[PROBLEM STATEMENT]:
The job is to find each line in the entries holding the string "JSON" and copy that line.
··· ENTRIES SHOWN ···
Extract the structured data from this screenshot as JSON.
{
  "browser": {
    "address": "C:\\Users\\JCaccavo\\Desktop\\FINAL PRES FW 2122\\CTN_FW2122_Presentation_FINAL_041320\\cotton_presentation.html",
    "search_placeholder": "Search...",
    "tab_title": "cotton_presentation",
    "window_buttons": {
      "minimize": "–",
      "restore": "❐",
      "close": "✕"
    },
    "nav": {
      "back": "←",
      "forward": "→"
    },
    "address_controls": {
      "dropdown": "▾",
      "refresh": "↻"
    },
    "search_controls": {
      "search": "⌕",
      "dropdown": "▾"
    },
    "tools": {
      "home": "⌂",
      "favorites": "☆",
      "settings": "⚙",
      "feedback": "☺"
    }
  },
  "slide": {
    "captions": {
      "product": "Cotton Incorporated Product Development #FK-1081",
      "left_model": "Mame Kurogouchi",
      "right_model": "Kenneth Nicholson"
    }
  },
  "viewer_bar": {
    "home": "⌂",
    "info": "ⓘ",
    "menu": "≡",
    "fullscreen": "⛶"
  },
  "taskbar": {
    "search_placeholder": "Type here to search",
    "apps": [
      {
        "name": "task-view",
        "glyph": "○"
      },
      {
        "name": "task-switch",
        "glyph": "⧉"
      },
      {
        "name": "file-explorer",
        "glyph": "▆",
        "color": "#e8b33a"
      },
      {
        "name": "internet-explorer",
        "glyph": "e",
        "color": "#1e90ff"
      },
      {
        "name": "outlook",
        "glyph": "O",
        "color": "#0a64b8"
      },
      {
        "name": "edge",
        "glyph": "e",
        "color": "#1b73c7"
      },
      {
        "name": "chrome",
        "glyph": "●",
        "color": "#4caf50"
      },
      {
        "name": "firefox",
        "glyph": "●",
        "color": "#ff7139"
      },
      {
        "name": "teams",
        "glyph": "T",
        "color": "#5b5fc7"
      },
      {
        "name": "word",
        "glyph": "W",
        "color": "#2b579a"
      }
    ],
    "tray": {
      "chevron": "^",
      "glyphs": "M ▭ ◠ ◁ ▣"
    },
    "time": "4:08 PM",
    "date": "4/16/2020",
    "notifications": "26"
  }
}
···
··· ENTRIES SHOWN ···
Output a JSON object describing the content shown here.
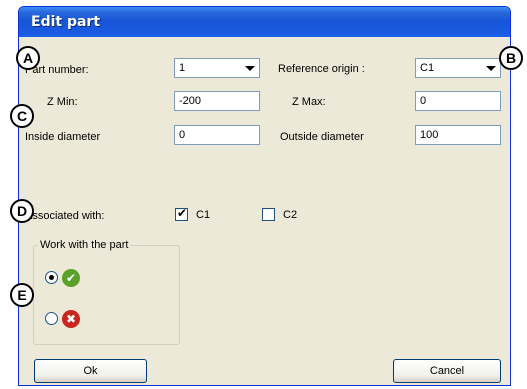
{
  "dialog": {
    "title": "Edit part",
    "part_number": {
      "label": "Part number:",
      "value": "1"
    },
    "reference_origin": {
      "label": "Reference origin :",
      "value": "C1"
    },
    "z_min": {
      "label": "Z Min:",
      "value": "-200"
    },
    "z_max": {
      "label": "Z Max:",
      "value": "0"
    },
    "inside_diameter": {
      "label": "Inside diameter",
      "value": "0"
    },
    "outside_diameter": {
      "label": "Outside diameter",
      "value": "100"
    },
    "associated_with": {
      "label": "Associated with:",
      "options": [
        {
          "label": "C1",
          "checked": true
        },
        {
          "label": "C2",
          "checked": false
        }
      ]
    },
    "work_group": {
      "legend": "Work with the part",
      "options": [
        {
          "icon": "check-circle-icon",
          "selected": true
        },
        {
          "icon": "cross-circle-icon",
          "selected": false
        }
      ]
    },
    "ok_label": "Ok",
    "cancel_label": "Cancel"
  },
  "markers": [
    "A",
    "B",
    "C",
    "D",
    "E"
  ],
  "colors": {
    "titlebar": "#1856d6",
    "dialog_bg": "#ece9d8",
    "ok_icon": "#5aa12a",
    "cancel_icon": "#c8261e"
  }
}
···
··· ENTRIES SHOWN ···
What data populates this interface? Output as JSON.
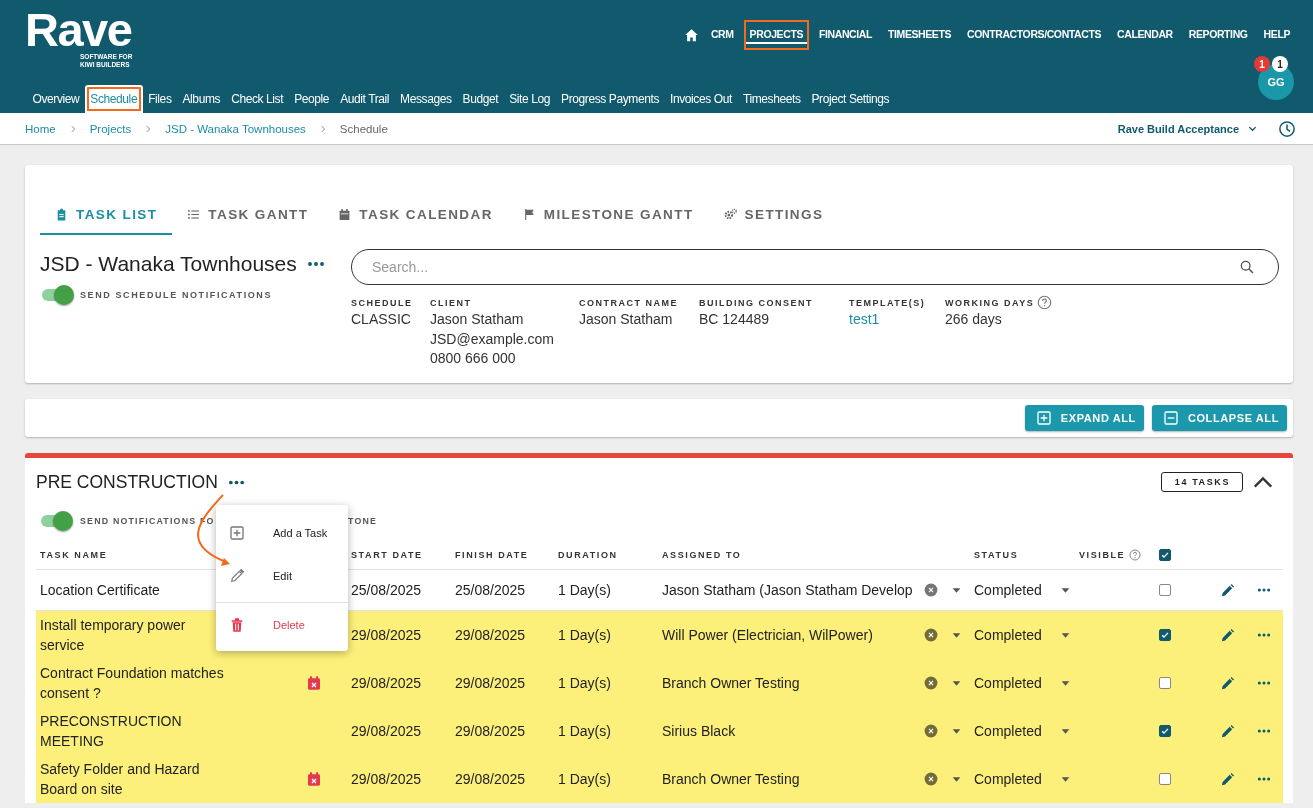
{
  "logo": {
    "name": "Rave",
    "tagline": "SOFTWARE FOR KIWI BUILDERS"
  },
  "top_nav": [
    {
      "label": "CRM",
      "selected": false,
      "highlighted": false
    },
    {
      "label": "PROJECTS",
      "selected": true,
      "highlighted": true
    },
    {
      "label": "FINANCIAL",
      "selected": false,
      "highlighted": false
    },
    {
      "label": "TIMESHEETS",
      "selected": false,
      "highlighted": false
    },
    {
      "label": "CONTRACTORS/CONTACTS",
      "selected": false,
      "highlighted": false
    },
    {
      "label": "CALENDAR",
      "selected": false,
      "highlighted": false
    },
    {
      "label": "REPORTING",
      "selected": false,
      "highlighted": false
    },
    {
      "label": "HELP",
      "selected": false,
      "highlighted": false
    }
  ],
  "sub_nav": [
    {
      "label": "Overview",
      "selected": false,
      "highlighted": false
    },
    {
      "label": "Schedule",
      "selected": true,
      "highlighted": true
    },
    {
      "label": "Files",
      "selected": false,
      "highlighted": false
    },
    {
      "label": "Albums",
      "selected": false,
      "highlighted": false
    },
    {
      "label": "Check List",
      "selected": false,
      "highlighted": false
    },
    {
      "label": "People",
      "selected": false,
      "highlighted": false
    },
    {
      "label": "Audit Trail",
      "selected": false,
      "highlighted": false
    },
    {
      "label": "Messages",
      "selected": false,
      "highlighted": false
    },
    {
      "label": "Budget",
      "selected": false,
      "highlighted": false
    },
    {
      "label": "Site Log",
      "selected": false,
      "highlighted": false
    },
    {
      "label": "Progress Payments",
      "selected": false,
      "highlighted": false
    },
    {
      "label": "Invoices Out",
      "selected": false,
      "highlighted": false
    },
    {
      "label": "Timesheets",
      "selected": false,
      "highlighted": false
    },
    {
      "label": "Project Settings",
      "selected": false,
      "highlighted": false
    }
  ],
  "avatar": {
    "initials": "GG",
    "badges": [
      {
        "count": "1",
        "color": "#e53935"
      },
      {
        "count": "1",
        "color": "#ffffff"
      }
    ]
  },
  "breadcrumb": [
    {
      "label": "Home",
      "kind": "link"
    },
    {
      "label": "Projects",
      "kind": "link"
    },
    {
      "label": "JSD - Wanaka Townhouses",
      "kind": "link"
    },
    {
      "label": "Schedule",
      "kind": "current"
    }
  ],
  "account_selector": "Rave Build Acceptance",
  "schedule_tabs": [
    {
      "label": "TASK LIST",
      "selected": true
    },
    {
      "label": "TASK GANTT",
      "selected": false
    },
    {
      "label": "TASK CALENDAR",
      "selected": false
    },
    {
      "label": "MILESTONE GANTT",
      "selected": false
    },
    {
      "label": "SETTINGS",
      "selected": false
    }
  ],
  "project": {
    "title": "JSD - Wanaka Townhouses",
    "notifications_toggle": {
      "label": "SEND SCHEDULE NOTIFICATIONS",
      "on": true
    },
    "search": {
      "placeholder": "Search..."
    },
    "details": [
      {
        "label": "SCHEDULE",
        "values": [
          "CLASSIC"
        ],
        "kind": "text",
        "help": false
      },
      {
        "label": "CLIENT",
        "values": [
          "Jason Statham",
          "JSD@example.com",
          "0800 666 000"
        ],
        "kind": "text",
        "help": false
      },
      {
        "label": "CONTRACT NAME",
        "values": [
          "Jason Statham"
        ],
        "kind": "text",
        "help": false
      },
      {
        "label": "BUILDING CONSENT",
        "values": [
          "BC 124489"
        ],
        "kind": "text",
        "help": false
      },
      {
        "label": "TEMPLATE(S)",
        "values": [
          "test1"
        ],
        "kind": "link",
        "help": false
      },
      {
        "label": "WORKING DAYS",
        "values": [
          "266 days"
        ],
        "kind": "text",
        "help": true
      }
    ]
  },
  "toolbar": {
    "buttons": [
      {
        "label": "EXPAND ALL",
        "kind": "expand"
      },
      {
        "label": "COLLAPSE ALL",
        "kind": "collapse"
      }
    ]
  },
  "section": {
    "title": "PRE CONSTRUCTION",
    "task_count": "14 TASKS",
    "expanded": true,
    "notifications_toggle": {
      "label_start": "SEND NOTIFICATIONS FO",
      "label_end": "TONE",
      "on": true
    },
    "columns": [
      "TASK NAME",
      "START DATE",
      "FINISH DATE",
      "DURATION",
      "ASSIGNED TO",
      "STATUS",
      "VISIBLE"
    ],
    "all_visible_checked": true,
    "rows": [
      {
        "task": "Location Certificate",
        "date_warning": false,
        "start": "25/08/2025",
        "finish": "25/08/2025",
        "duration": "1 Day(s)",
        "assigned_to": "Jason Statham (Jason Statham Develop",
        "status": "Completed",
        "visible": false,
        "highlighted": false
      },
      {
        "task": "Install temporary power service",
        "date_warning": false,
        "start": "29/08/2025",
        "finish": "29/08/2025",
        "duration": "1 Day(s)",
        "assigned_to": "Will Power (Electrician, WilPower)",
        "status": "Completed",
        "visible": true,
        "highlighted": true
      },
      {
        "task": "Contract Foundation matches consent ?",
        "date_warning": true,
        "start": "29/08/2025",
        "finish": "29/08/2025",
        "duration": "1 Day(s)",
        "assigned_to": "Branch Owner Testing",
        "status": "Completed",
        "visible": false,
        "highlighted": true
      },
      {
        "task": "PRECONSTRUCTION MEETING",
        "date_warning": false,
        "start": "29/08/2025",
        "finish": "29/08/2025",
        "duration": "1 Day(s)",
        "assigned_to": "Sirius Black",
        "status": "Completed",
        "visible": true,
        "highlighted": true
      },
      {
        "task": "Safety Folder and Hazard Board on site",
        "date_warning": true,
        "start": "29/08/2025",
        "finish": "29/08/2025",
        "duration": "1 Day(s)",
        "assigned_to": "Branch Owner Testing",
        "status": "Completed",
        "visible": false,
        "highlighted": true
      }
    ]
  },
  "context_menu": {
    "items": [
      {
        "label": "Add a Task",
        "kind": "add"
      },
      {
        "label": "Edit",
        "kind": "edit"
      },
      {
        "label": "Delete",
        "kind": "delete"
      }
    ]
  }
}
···
[SOLVED PROBLEM]:
Extract the structured data from this screenshot as JSON.
Output a JSON object describing the content shown here.
What data populates this interface? Output as JSON.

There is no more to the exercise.